BBC, EMI accessing each other's archives
Companies will receive reciprocal royalties on salesLONDON -- The BBC has handed EMI Music the keys to its treasure-filled broadcast vault. Through an agreement struck between EMI and BBC Worldwide, the commercial arm of the BBC, both parties will be able to tap into each other's content wells.
The London-based music group will have access to BBC's archive TV and radio recordings to create products for release across multiple platforms, including DVDs, CDs and digital downloads.
On the flip side, BBC Worldwide will be able to use EMI artist performances to create new programming for commercial use, including international radio and TV programs. BBC Worldwide also has obtained rights to distribute the content direct to consumers by way of its own future digital services.

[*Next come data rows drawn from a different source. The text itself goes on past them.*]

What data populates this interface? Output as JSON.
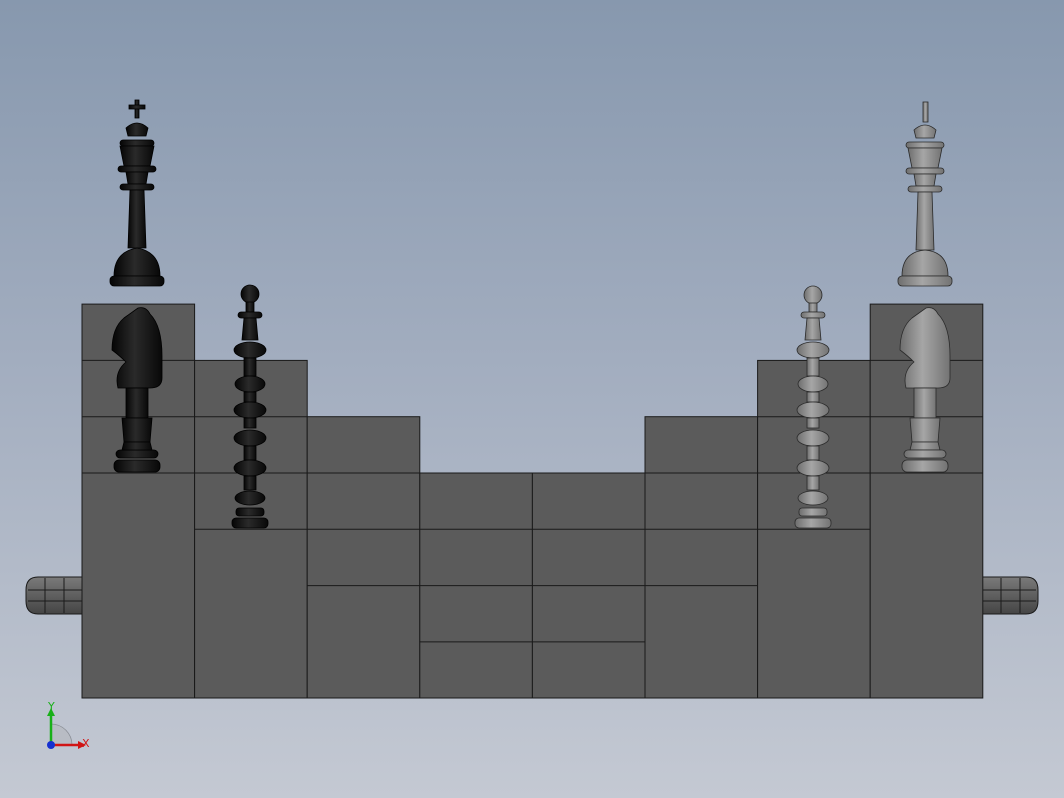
{
  "viewport": {
    "background_top": "#8798ae",
    "background_bottom": "#c4c9d3"
  },
  "model": {
    "block_color": "#5b5b5b",
    "edge_color": "#1a1a1a",
    "black_piece_color": "#151515",
    "white_piece_color": "#8c8c8c",
    "column_heights": [
      4,
      3,
      2,
      1,
      1,
      2,
      3,
      4
    ],
    "black_pieces": [
      "king",
      "knight",
      "pawn"
    ],
    "white_pieces": [
      "king",
      "knight",
      "pawn"
    ],
    "end_knobs": [
      "left",
      "right"
    ]
  },
  "triad": {
    "x_label": "X",
    "y_label": "Y",
    "x_color": "#d01515",
    "y_color": "#18b018",
    "z_color": "#1530d0",
    "icon": "coordinate-triad-icon"
  }
}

"We are very excited about this agreement," said Pete Duckworth, senior vp catalog, EMI Music U.K. and Ireland. "In the BBC vaults there is a wealth of unreleased and high-quality material from EMI artists that we will now be able to bring to fans. At the same time, we can offer new revenue opportunities to our artists that simply weren't there before."
BBC's archive includes such EMI spoils as 1967 live radio performances from Pink Floyd, playing tracks from its debut album "The Piper at the Gates of Dawn," plus a 1975 documentary on David Bowie and early recordings of Coldplay.
Both companies will also receive reciprocal royalties for each other's sales, and featured artists will be approached for clearance on each release project.
Its not the first time BBC has encouraged the major label community to tap into its broadcast library. Universal Music struck a landmark licensing deal in mid-2005, enabling the market-leader to leverage the BBC's audio and visual content for use in a broad range of internationally available products.